Break the docent corps into smaller groups and have each group try a different touring strategy. Different activities might include: a creative thinking game created for elementary students, a group sharing exercise, an independent reflective activity, or even a hands-on experience.
Give the groups a limited amount of time (e.g. – 15 minutes) and then gather together as a large group and have one person from each group give a brief report about what they did and how it worked.
Such activities can be brief, and the remainder of the training can still be dedicated to studying specific information on the collection. If time constraints seem overly pressing, consider giving information to docents using prepared handouts, or through required readings. This should allow even the most content-oriented training programs enough time for docents to experience the collection interactively.
Do I provide docents with opportunities to work on teaching and facilitation skills, for the sake of become better educators?
To improve docent teaching, dedicate fuU sessions to the subject. Explore new touring strategies. Bring in an outside presenter who specializes in learning theory and teaching applications. Emphasize that how docents teach is as important as what they teach.

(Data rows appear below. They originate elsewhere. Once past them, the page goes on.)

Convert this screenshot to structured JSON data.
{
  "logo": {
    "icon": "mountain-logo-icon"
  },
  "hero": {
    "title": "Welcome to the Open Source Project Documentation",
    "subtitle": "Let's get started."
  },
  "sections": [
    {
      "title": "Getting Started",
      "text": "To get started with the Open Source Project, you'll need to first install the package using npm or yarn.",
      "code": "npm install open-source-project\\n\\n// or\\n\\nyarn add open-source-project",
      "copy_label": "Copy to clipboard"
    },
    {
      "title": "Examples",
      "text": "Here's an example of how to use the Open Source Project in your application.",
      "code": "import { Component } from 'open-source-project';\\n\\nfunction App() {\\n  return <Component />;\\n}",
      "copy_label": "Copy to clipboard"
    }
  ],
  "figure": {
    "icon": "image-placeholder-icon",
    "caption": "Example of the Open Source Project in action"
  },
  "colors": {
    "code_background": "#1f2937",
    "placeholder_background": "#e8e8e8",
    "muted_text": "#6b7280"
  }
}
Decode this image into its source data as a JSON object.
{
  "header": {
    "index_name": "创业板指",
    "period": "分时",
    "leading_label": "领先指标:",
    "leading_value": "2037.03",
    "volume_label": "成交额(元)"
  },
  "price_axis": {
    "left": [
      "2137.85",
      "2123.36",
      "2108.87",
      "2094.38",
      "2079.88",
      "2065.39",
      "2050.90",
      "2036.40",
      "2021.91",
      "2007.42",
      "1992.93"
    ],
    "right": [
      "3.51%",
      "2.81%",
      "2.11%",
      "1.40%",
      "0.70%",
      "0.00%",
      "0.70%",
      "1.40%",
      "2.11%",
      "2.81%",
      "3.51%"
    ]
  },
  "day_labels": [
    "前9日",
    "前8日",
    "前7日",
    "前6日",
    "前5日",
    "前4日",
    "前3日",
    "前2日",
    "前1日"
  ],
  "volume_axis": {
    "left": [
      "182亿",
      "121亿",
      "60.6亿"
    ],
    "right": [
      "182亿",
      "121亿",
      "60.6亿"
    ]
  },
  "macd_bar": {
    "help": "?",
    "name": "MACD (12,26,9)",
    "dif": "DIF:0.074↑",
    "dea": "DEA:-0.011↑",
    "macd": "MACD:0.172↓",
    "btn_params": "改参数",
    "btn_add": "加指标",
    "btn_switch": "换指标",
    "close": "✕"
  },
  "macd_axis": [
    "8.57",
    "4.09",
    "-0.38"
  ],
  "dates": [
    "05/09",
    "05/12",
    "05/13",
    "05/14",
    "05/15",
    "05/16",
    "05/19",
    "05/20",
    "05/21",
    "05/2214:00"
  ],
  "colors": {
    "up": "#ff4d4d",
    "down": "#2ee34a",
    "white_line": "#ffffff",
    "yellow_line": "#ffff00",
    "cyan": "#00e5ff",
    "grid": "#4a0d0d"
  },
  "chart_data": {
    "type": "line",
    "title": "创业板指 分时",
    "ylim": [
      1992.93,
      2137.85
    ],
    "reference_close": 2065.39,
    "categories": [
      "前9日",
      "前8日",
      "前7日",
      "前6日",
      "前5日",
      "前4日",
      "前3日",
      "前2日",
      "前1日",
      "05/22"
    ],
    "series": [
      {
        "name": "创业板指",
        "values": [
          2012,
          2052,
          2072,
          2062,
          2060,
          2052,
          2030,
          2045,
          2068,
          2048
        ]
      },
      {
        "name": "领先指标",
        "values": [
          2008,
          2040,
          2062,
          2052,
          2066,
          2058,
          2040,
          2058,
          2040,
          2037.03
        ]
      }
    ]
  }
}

Have docents share in the training experience. For instance, have docents consider this quote: “There are two ways of spreading light; to be the candle or the mirror that reflects it.” (Edith Wharton) Ask docents to discuss whether a good educator has to be a candle, always the one to lead the way out of darkness? Or, does a good educator focus on reflecting back to the students the light and abilities that they each have?
Could docents at my museum go into a gallery full of objects they hadn’t seen before and facilitate a quality learning experience?
The answer to this question may be the key to discerning the docents’ teaching abilities. If the docents, without any information or preparation, can still provide an engaging and interactive exploration of a gallery filled with objects new to them, then you know that their training has been successful. Docents trained as quality teachers won’t be frozen by a lack of extensive collection information. The quality of their teaching will come out of the exchange they have with visitors. By addressing the first four questions posed in this article, the answer to this final question will be “yes.”
Michael J. Nelson has been a museum educator for over ten years. She currently resides in Austin, Texas, and is working as an independent museum education advisor, specializing in docent training. To share thoughts about the article with her, you may contact her through her website at http:/mnelson.home.texas.net.
Nelson, Michael J. “Making Connections and Mastering Collections,” The Docent Educator 11.1 (Autumn 2001): 4-6.